## WORK REQUEST:
Copy all lines below containing "icon".
___ DATA
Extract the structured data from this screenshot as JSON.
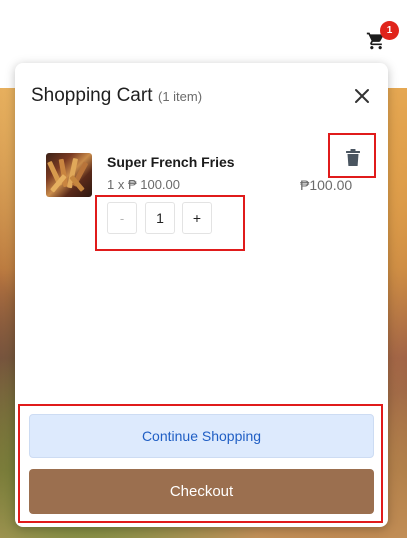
{
  "header": {
    "cart_badge": "1",
    "cart_icon": "shopping-cart-icon"
  },
  "cart": {
    "title": "Shopping Cart",
    "count_label": "(1 item)",
    "close_icon": "close-icon",
    "items": [
      {
        "name": "Super French Fries",
        "unit_line": "1 x ₱ 100.00",
        "total": "₱100.00",
        "thumbnail": "french-fries-image",
        "quantity": "1",
        "minus_label": "-",
        "plus_label": "+"
      }
    ],
    "continue_label": "Continue Shopping",
    "checkout_label": "Checkout"
  },
  "colors": {
    "badge": "#e0241b",
    "continue_bg": "#ddeafd",
    "continue_text": "#1f5ec4",
    "checkout_bg": "#9b6f4f",
    "highlight": "#e01b1b"
  }
}
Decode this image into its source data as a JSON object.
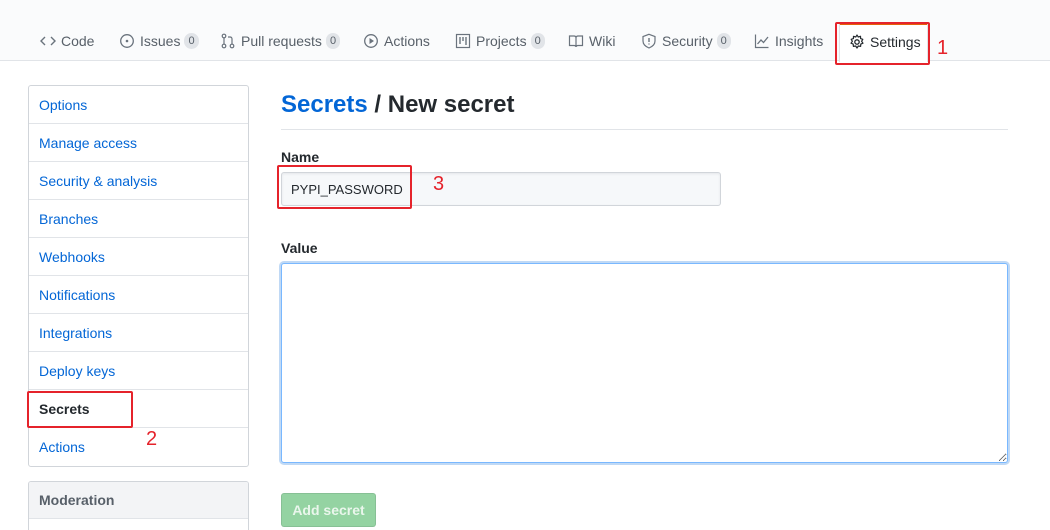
{
  "repo_nav": {
    "tabs": [
      {
        "label": "Code",
        "icon": "code-icon"
      },
      {
        "label": "Issues",
        "icon": "issue-icon",
        "count": "0"
      },
      {
        "label": "Pull requests",
        "icon": "pull-request-icon",
        "count": "0"
      },
      {
        "label": "Actions",
        "icon": "play-icon"
      },
      {
        "label": "Projects",
        "icon": "project-icon",
        "count": "0"
      },
      {
        "label": "Wiki",
        "icon": "book-icon"
      },
      {
        "label": "Security",
        "icon": "shield-icon",
        "count": "0"
      },
      {
        "label": "Insights",
        "icon": "graph-icon"
      },
      {
        "label": "Settings",
        "icon": "gear-icon",
        "selected": true
      }
    ]
  },
  "sidebar": {
    "items": [
      {
        "label": "Options"
      },
      {
        "label": "Manage access"
      },
      {
        "label": "Security & analysis"
      },
      {
        "label": "Branches"
      },
      {
        "label": "Webhooks"
      },
      {
        "label": "Notifications"
      },
      {
        "label": "Integrations"
      },
      {
        "label": "Deploy keys"
      },
      {
        "label": "Secrets",
        "selected": true
      },
      {
        "label": "Actions"
      }
    ],
    "moderation_heading": "Moderation"
  },
  "page": {
    "breadcrumb": "Secrets",
    "separator": " / ",
    "title": "New secret"
  },
  "form": {
    "name_label": "Name",
    "name_value": "PYPI_PASSWORD",
    "value_label": "Value",
    "value_text": "",
    "submit_label": "Add secret"
  },
  "annotations": {
    "step1": "1",
    "step2": "2",
    "step3": "3"
  },
  "colors": {
    "link": "#0366d6",
    "selected_tab_accent": "#e36209",
    "annotation_red": "#e5232b",
    "disabled_button": "#94d3a2"
  }
}
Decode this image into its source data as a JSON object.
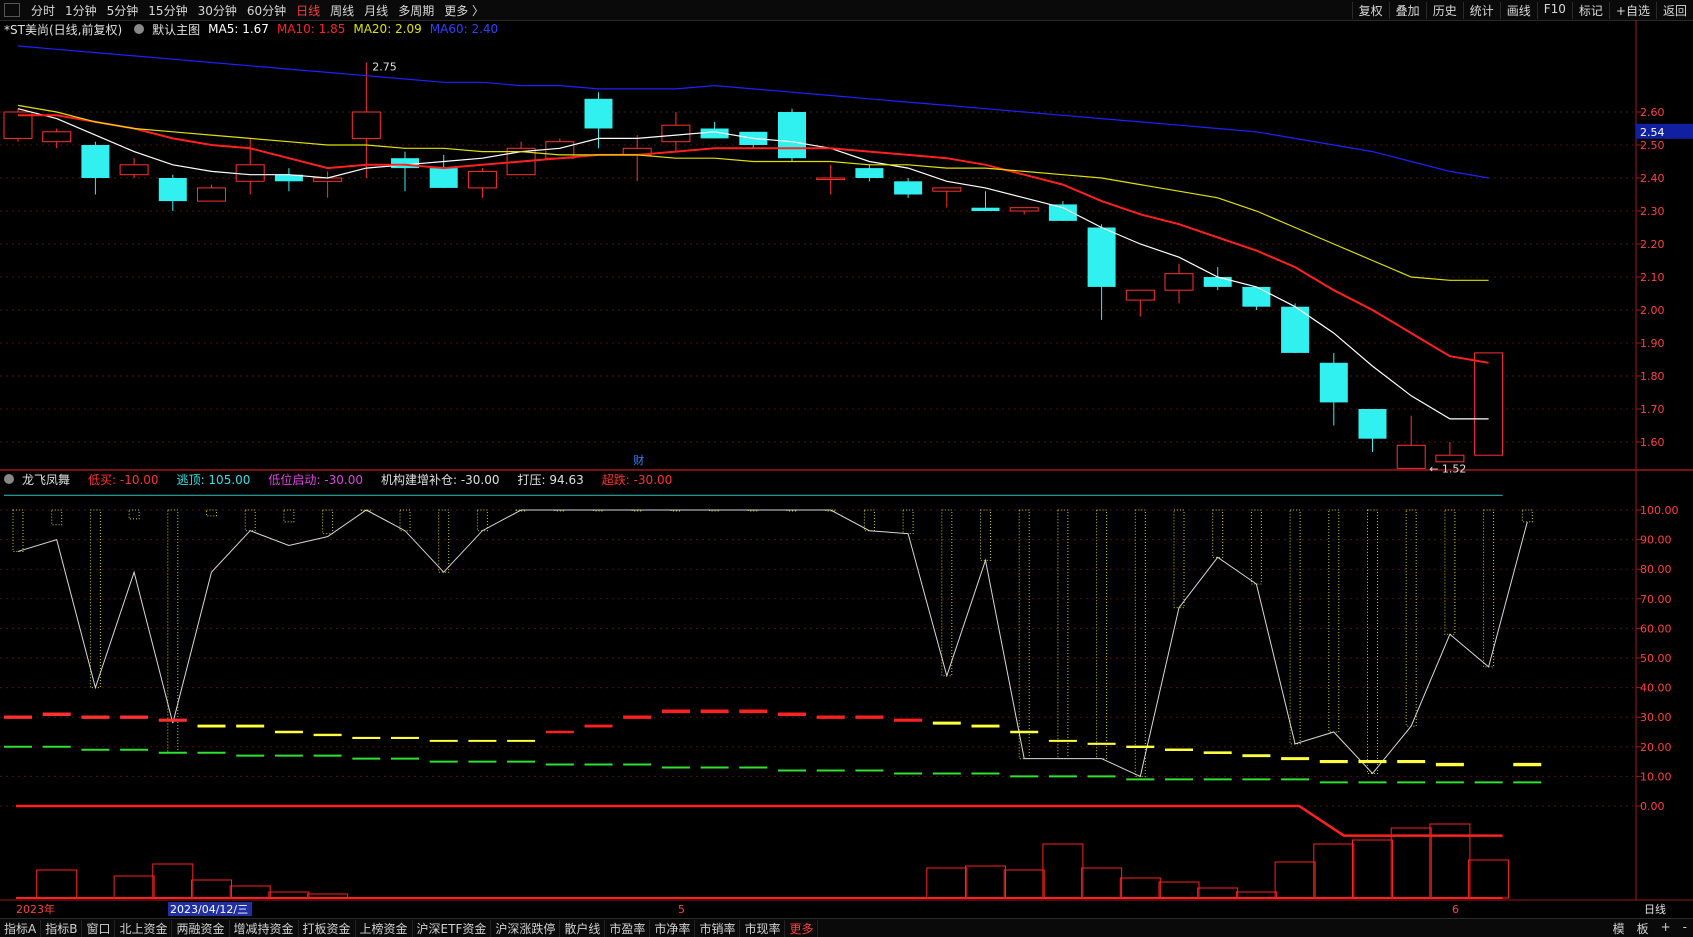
{
  "topbar": {
    "periods": [
      "分时",
      "1分钟",
      "5分钟",
      "15分钟",
      "30分钟",
      "60分钟",
      "日线",
      "周线",
      "月线",
      "多周期",
      "更多 〉"
    ],
    "active_period": "日线",
    "tools": [
      "复权",
      "叠加",
      "历史",
      "统计",
      "画线",
      "F10",
      "标记",
      "+自选",
      "返回"
    ]
  },
  "main_header": {
    "stock": "*ST美尚(日线,前复权)",
    "template": "默认主图",
    "ma5": "MA5: 1.67",
    "ma10": "MA10: 1.85",
    "ma20": "MA20: 2.09",
    "ma60": "MA60: 2.40"
  },
  "indicator_header": {
    "name": "龙飞凤舞",
    "items": [
      {
        "text": "低买: -10.00",
        "color": "#ff3030"
      },
      {
        "text": "逃顶: 105.00",
        "color": "#30e0e0"
      },
      {
        "text": "低位启动: -30.00",
        "color": "#e040e0"
      },
      {
        "text": "机构建增补仓: -30.00",
        "color": "#e0e0e0"
      },
      {
        "text": "打压: 94.63",
        "color": "#e0e0e0"
      },
      {
        "text": "超跌: -30.00",
        "color": "#ff3030"
      }
    ]
  },
  "annotations": {
    "high": "2.75",
    "low": "1.52",
    "fin_marker": "财",
    "current_price": "2.54"
  },
  "main_axis_ticks": [
    "2.60",
    "2.50",
    "2.40",
    "2.30",
    "2.20",
    "2.10",
    "2.00",
    "1.90",
    "1.80",
    "1.70",
    "1.60"
  ],
  "indicator_axis_ticks": [
    "100.00",
    "90.00",
    "80.00",
    "70.00",
    "60.00",
    "50.00",
    "40.00",
    "30.00",
    "20.00",
    "10.00",
    "0.00"
  ],
  "date_labels": {
    "start": "2023年",
    "cursor": "2023/04/12/三",
    "m5": "5",
    "m6": "6"
  },
  "period_label": "日线",
  "bottombar": {
    "tabs": [
      "指标A",
      "指标B",
      "窗口",
      "北上资金",
      "两融资金",
      "增减持资金",
      "打板资金",
      "上榜资金",
      "沪深ETF资金",
      "沪深涨跌停",
      "散户线",
      "市盈率",
      "市净率",
      "市销率",
      "市现率",
      "更多"
    ],
    "right": [
      "模",
      "板",
      "+",
      "-"
    ]
  },
  "chart_data": {
    "type": "candlestick",
    "ylim": [
      1.5,
      2.8
    ],
    "candles": [
      {
        "o": 2.52,
        "h": 2.61,
        "l": 2.51,
        "c": 2.6
      },
      {
        "o": 2.51,
        "h": 2.55,
        "l": 2.49,
        "c": 2.54
      },
      {
        "o": 2.5,
        "h": 2.51,
        "l": 2.35,
        "c": 2.4
      },
      {
        "o": 2.41,
        "h": 2.46,
        "l": 2.4,
        "c": 2.44
      },
      {
        "o": 2.4,
        "h": 2.41,
        "l": 2.3,
        "c": 2.33
      },
      {
        "o": 2.33,
        "h": 2.38,
        "l": 2.33,
        "c": 2.37
      },
      {
        "o": 2.39,
        "h": 2.52,
        "l": 2.35,
        "c": 2.44
      },
      {
        "o": 2.41,
        "h": 2.43,
        "l": 2.36,
        "c": 2.39
      },
      {
        "o": 2.39,
        "h": 2.42,
        "l": 2.34,
        "c": 2.4
      },
      {
        "o": 2.52,
        "h": 2.75,
        "l": 2.4,
        "c": 2.6
      },
      {
        "o": 2.46,
        "h": 2.48,
        "l": 2.36,
        "c": 2.43
      },
      {
        "o": 2.43,
        "h": 2.47,
        "l": 2.37,
        "c": 2.37
      },
      {
        "o": 2.37,
        "h": 2.43,
        "l": 2.34,
        "c": 2.42
      },
      {
        "o": 2.41,
        "h": 2.51,
        "l": 2.41,
        "c": 2.49
      },
      {
        "o": 2.46,
        "h": 2.52,
        "l": 2.46,
        "c": 2.51
      },
      {
        "o": 2.64,
        "h": 2.66,
        "l": 2.49,
        "c": 2.55
      },
      {
        "o": 2.47,
        "h": 2.53,
        "l": 2.39,
        "c": 2.49
      },
      {
        "o": 2.51,
        "h": 2.6,
        "l": 2.48,
        "c": 2.56
      },
      {
        "o": 2.55,
        "h": 2.57,
        "l": 2.52,
        "c": 2.52
      },
      {
        "o": 2.54,
        "h": 2.54,
        "l": 2.49,
        "c": 2.5
      },
      {
        "o": 2.6,
        "h": 2.61,
        "l": 2.45,
        "c": 2.46
      },
      {
        "o": 2.4,
        "h": 2.44,
        "l": 2.35,
        "c": 2.4
      },
      {
        "o": 2.43,
        "h": 2.44,
        "l": 2.39,
        "c": 2.4
      },
      {
        "o": 2.39,
        "h": 2.4,
        "l": 2.34,
        "c": 2.35
      },
      {
        "o": 2.36,
        "h": 2.37,
        "l": 2.31,
        "c": 2.37
      },
      {
        "o": 2.31,
        "h": 2.36,
        "l": 2.3,
        "c": 2.3
      },
      {
        "o": 2.3,
        "h": 2.31,
        "l": 2.29,
        "c": 2.31
      },
      {
        "o": 2.32,
        "h": 2.33,
        "l": 2.27,
        "c": 2.27
      },
      {
        "o": 2.25,
        "h": 2.26,
        "l": 1.97,
        "c": 2.07
      },
      {
        "o": 2.03,
        "h": 2.06,
        "l": 1.98,
        "c": 2.06
      },
      {
        "o": 2.06,
        "h": 2.14,
        "l": 2.02,
        "c": 2.11
      },
      {
        "o": 2.1,
        "h": 2.13,
        "l": 2.06,
        "c": 2.07
      },
      {
        "o": 2.07,
        "h": 2.07,
        "l": 2.0,
        "c": 2.01
      },
      {
        "o": 2.01,
        "h": 2.02,
        "l": 1.87,
        "c": 1.87
      },
      {
        "o": 1.84,
        "h": 1.87,
        "l": 1.65,
        "c": 1.72
      },
      {
        "o": 1.7,
        "h": 1.7,
        "l": 1.57,
        "c": 1.61
      },
      {
        "o": 1.52,
        "h": 1.68,
        "l": 1.52,
        "c": 1.59
      },
      {
        "o": 1.54,
        "h": 1.6,
        "l": 1.54,
        "c": 1.56
      },
      {
        "o": 1.56,
        "h": 1.87,
        "l": 1.56,
        "c": 1.87
      }
    ],
    "ma": [
      {
        "name": "MA5",
        "color": "#ffffff",
        "values": [
          2.61,
          2.58,
          2.53,
          2.48,
          2.44,
          2.42,
          2.41,
          2.41,
          2.4,
          2.43,
          2.44,
          2.45,
          2.46,
          2.48,
          2.49,
          2.52,
          2.52,
          2.53,
          2.54,
          2.52,
          2.51,
          2.49,
          2.45,
          2.43,
          2.39,
          2.37,
          2.34,
          2.31,
          2.25,
          2.2,
          2.16,
          2.1,
          2.07,
          2.01,
          1.93,
          1.83,
          1.74,
          1.67,
          1.67
        ]
      },
      {
        "name": "MA10",
        "color": "#ff2020",
        "values": [
          2.59,
          2.59,
          2.57,
          2.55,
          2.52,
          2.5,
          2.49,
          2.46,
          2.43,
          2.44,
          2.44,
          2.43,
          2.44,
          2.45,
          2.46,
          2.47,
          2.47,
          2.48,
          2.49,
          2.49,
          2.49,
          2.49,
          2.48,
          2.47,
          2.46,
          2.44,
          2.41,
          2.38,
          2.33,
          2.29,
          2.26,
          2.22,
          2.18,
          2.13,
          2.06,
          2.0,
          1.93,
          1.86,
          1.84
        ]
      },
      {
        "name": "MA20",
        "color": "#e0e000",
        "values": [
          2.62,
          2.6,
          2.57,
          2.55,
          2.54,
          2.53,
          2.52,
          2.51,
          2.5,
          2.5,
          2.49,
          2.49,
          2.48,
          2.48,
          2.47,
          2.47,
          2.47,
          2.46,
          2.46,
          2.45,
          2.45,
          2.45,
          2.44,
          2.44,
          2.43,
          2.43,
          2.42,
          2.41,
          2.4,
          2.38,
          2.36,
          2.34,
          2.3,
          2.25,
          2.2,
          2.15,
          2.1,
          2.09,
          2.09
        ]
      },
      {
        "name": "MA60",
        "color": "#2020ff",
        "values": [
          2.8,
          2.79,
          2.78,
          2.77,
          2.76,
          2.75,
          2.74,
          2.73,
          2.72,
          2.71,
          2.7,
          2.69,
          2.69,
          2.68,
          2.68,
          2.67,
          2.67,
          2.67,
          2.68,
          2.67,
          2.66,
          2.65,
          2.64,
          2.63,
          2.62,
          2.61,
          2.6,
          2.59,
          2.58,
          2.57,
          2.56,
          2.55,
          2.54,
          2.52,
          2.5,
          2.48,
          2.45,
          2.42,
          2.4
        ]
      }
    ],
    "indicator": {
      "ylim": [
        0,
        110
      ],
      "bars": [
        86,
        95,
        40,
        97,
        18,
        98,
        93,
        96,
        92,
        100,
        93,
        79,
        93,
        100,
        100,
        100,
        100,
        100,
        100,
        100,
        100,
        100,
        93,
        92,
        44,
        83,
        16,
        16,
        16,
        10,
        67,
        84,
        75,
        21,
        25,
        11,
        27,
        58,
        47,
        96
      ],
      "line": [
        86,
        90,
        40,
        79,
        28,
        79,
        93,
        88,
        91,
        100,
        93,
        79,
        93,
        100,
        100,
        100,
        100,
        100,
        100,
        100,
        100,
        100,
        93,
        92,
        44,
        83,
        16,
        16,
        16,
        10,
        67,
        84,
        75,
        21,
        25,
        11,
        27,
        58,
        47,
        96
      ],
      "upper_dashed": [
        30,
        31,
        30,
        30,
        29,
        27,
        27,
        25,
        24,
        23,
        23,
        22,
        22,
        22,
        25,
        27,
        30,
        32,
        32,
        32,
        31,
        30,
        30,
        29,
        28,
        27,
        25,
        22,
        21,
        20,
        19,
        18,
        17,
        16,
        15,
        15,
        15,
        14,
        14,
        14
      ],
      "lower_dashed": [
        20,
        20,
        19,
        19,
        18,
        18,
        17,
        17,
        17,
        16,
        16,
        15,
        15,
        15,
        14,
        14,
        14,
        13,
        13,
        13,
        12,
        12,
        12,
        11,
        11,
        11,
        10,
        10,
        10,
        9,
        9,
        9,
        9,
        9,
        8,
        8,
        8,
        8,
        8,
        8
      ]
    }
  }
}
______
## REPLY:
    "cart_icon": "shopping-cart-icon"
    "close_icon": "close-icon",
        "icon": "code-icon"
        "icon": "issue-icon",
        "icon": "pull-request-icon",
        "icon": "play-icon"
        "icon": "project-icon",
        "icon": "book-icon"
        "icon": "shield-icon",
        "icon": "graph-icon"
        "icon": "gear-icon",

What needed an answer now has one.